“So…” said Croesus. “When you say you’ll take me to Carlo…”
Yes, yes. I mean I will guide you to him, the bust assured him. Show you the way. Obviously I cannot take you anywhere. I am entirely reliant on you to take me places. You know, I realise you are a criminal, Croesus De Vere, but you possess a distinctly cruel streak. When a man has lost his legs, not to mention most of the rest of his body, it is really best not to taunt him over semantics about taking you anywhere. I may have been turned to stone, but I still have feelings.
“Sorry. Touched a nerve there.” Croesus grimaced and held his hands up in apology. “I’m an ex-criminal though. It’s an important distinction and one that puts me in a unique position to help you out of here.”
So you will do it?

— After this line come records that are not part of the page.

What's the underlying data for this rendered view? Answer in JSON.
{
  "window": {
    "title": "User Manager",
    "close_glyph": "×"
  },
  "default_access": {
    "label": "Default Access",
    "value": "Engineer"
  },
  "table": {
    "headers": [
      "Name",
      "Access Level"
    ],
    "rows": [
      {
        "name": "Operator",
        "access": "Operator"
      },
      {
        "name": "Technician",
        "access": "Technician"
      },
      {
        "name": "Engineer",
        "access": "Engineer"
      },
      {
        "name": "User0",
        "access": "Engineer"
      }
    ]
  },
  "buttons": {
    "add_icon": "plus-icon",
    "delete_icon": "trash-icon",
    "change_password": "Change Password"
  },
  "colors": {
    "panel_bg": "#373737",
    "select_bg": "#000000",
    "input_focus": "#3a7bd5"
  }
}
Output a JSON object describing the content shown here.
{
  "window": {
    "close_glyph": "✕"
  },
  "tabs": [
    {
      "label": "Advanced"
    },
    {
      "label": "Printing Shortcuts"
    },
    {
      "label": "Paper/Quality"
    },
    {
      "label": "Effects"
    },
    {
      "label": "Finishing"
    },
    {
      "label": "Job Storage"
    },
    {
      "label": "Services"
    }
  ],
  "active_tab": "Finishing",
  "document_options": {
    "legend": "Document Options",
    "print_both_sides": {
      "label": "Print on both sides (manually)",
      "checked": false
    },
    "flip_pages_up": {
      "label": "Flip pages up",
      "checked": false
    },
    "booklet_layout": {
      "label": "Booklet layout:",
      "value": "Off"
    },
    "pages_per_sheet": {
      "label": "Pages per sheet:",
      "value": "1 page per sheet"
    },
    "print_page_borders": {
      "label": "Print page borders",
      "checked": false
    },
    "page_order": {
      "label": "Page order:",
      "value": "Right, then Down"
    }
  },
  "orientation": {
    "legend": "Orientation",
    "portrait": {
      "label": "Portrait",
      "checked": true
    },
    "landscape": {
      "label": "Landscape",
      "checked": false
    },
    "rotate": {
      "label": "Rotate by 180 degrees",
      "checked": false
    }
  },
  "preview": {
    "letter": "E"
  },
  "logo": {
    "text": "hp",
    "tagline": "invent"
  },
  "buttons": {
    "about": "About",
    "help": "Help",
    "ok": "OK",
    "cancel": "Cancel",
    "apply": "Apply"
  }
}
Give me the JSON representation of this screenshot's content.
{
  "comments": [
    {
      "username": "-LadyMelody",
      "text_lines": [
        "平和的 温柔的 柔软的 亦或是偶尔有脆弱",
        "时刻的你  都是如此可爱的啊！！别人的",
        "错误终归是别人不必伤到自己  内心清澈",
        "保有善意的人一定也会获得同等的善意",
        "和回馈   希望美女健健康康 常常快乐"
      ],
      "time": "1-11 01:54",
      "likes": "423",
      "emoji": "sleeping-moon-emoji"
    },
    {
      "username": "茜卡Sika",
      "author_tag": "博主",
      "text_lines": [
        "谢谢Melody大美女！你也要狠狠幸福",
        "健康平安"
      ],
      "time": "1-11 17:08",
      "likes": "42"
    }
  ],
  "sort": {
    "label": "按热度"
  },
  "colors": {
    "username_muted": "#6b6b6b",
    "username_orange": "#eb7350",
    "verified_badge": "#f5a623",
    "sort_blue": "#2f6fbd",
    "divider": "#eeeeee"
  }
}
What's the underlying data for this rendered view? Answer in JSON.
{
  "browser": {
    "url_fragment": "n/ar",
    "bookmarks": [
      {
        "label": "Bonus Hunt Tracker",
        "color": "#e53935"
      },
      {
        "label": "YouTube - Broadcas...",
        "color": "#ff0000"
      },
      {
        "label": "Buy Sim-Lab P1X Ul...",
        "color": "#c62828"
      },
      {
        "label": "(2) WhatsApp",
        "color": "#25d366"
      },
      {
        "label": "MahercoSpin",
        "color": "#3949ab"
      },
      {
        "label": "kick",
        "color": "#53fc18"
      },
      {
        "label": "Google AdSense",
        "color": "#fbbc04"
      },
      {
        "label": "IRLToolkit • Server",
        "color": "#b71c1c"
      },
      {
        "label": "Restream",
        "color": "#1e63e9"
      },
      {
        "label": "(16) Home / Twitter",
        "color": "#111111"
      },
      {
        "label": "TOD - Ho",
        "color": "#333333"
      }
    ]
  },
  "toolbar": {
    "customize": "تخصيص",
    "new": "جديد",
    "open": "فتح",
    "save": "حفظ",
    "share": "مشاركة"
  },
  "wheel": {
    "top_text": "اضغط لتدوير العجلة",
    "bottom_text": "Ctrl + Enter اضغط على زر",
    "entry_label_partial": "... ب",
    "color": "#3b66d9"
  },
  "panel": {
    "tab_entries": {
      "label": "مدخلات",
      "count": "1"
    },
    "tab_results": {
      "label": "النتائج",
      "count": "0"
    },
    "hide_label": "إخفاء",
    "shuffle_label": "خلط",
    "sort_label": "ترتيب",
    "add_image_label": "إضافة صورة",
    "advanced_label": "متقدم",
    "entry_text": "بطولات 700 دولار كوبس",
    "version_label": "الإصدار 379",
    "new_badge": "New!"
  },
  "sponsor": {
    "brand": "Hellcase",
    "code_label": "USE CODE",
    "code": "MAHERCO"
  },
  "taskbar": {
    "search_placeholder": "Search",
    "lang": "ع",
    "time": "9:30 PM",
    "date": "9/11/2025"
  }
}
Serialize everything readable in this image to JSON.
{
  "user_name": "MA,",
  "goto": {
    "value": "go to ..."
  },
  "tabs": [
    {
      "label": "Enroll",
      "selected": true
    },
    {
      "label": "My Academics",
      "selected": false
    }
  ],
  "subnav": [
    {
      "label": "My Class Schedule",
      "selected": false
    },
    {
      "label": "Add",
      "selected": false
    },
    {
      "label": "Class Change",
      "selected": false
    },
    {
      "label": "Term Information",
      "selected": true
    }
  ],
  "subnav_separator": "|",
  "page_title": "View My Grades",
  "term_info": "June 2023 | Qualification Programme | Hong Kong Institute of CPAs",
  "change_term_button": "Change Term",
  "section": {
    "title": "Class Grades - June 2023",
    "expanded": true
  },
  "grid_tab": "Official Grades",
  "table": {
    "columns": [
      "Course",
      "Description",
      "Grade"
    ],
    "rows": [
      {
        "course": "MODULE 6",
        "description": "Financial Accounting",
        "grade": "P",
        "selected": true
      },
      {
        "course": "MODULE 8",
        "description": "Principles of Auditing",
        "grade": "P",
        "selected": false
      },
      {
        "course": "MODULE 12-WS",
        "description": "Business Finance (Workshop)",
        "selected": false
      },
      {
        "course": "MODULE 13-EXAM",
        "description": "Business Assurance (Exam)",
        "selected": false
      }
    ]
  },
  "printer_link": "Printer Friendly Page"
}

Croesus pondered. It might be difficult, smuggling something the size of a bust out past the guards. Then again, maybe it didn’t have to be too complicated.
“All right. Come on. Let’s do this. Before I change my mind.”
Croesus grabbed the bust and whipped it off the pedestal, tucking it under his arm, inside his coat. It had some weight to it and he had to support it, cradling it with his other arm. No hands free for anything else.
This is your great plan for smuggling me out?
“Shut up and play along. Actually just shut up. This’ll work. And as long as you’re under my coat you can’t go hypnotising anyone else.” He shouted to the guards outside: “Open the door would you? Coming out!”
There was a pause. Probably the guards wondering why he couldn’t open the door for himself. Eventually they obliged and the doors parted. The guards peered in – with Chancellor Seedgrape standing between them.
“Well now,” he said. And the Chancellor didn’t only mince words, but served them up in a dry, gravyless shepherd’s pie of his own making. “Croesus. What are you up to now?”
“Pursuing my investigations.”
“Indeed? And what is it you are attempting to smuggle out under your coat?”
“Really? Honestly, Seedgrape, I get that you’re convinced I haven’t changed my stripes. That I’m still a criminal at heart. But when I was a criminal I was a master thief. Give me some credit. If I wanted to steal this, I’d devise some sort of master plan. Not just walk out with it under my coat. As for what it is – well, I’ll give you one guess. Seeing as a thief – the thief I’m hunting – walked off with everything else in the vault, there’s only one thing it can be, isn’t there?”
“The bust of Montgomery Prye. Why on earth would you want that?”
“I don’t. Not even the thief wanted it.” Seedgrape had to be in on the state secret. He had to know it was no ordinary bust. That it was the remains of the petrified remains of the King’s brother. But if the King had no notion Monty was still alive and scheming within the stone, then Seedgrape was certainly also clueless. Croesus had to keep that in mind while crafting his story. “There’s some reason he left it here. To make some point that I don’t quite understand yet. So if I remove it now and our thief gets to hear about it, his point goes unmade. And if he’s anything like the thief I used to be, that’ll sting his pride.”
“You mean to bait him with the bust then?”
Croesus nodded. “Oh yes. I’ll take it to one of the established fences. Get word out it’s on the market. He’ll want it and he’ll come for it. Try to put it back in the vault if he can.”
“He would go so far?” Seedgrape clearly boggled at the audacity of the idea.
Croesus nodded all the more eagerly. Playing a touch of the audacious himself. “Oh yes. Vanity, see. It’s the one major weakness of master thieves. I should know.”
To Seedgrape, whose mind was so firmly made up about Croesus, this would sound like an admission of weakness in Croesus himself. And believable because the notion of Croesus as a deeply flawed individual appealed greatly to the Chancellor.
“It sounds a desperate plan,” said Seedgrape. “But if you believe it will catch our thief, I wish you luck.”
Plainly, Seedgrape wished Croesus nothing of the sort. He stood aside, wearing a smile he would be happy to don again if Croesus returned in failure.
Hugging the bust, Croesus marched past and made the long walk from the palace and its grounds. The guards were uniformly helpful, opening gates and doors when they saw he had his hands full. Before long, he was out in the streets.
Croesus patted Montgomery’s head. “There. What’d I tell you? Cunning is wasted on the simple. Sometimes it’s best to just go with the most straightforward solution.”
Point taken. And I quite agree.
“Well good.” A few pedestrians eyed Croesus oddly as he talked aloud to the lump under his coat. “Now you can keep your side of the bargain. Direct me to Carlo.”
Nothing could be simpler.
[To Be Concluded…]